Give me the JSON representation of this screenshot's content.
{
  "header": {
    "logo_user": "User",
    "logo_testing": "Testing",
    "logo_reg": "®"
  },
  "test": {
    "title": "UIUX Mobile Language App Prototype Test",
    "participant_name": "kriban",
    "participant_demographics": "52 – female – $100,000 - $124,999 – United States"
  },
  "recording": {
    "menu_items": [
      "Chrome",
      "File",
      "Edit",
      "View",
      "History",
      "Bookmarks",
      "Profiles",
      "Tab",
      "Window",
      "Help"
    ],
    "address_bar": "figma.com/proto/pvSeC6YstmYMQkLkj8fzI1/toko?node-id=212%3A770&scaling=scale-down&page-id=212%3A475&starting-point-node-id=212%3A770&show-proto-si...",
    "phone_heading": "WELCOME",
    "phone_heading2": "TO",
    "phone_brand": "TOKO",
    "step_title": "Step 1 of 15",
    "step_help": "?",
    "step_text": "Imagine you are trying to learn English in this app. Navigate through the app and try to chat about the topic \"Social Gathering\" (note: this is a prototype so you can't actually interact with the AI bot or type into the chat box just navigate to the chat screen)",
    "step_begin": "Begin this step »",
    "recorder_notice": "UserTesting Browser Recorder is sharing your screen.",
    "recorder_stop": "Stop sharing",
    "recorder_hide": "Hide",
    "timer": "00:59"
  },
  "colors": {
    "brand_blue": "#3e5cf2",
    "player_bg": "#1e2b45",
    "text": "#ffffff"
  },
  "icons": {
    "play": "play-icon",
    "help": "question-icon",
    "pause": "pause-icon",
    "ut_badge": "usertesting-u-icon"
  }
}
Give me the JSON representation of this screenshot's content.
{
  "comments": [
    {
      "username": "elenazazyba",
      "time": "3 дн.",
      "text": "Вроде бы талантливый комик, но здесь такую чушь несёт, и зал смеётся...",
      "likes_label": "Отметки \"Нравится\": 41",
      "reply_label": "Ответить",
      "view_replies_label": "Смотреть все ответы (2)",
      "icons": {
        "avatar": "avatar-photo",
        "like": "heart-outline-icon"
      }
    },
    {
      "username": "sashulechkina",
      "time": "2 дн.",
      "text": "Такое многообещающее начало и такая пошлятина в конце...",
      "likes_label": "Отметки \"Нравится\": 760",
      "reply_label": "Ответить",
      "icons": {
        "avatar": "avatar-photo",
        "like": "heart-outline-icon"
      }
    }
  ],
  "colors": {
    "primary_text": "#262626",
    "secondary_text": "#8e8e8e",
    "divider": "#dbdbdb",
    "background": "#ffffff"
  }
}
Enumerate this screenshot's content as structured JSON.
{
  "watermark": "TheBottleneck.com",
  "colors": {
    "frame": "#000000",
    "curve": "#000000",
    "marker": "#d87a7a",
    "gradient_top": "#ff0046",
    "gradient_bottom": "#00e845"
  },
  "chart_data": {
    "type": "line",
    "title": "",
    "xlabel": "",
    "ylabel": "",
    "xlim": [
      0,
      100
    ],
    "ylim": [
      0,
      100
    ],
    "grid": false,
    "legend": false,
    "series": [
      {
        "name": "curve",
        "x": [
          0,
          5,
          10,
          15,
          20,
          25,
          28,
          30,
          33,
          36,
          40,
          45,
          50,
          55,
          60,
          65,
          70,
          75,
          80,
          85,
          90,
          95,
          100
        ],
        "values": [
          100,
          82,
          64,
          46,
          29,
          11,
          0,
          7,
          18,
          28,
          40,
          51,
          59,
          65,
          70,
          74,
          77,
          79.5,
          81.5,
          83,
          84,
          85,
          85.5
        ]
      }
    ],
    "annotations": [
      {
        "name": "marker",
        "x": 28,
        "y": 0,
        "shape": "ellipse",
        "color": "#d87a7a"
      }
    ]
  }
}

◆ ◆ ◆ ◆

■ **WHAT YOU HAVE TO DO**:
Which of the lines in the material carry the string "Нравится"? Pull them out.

■ **ANSWER AREA**:
      "likes_label": "Отметки \"Нравится\": 41",
      "likes_label": "Отметки \"Нравится\": 760",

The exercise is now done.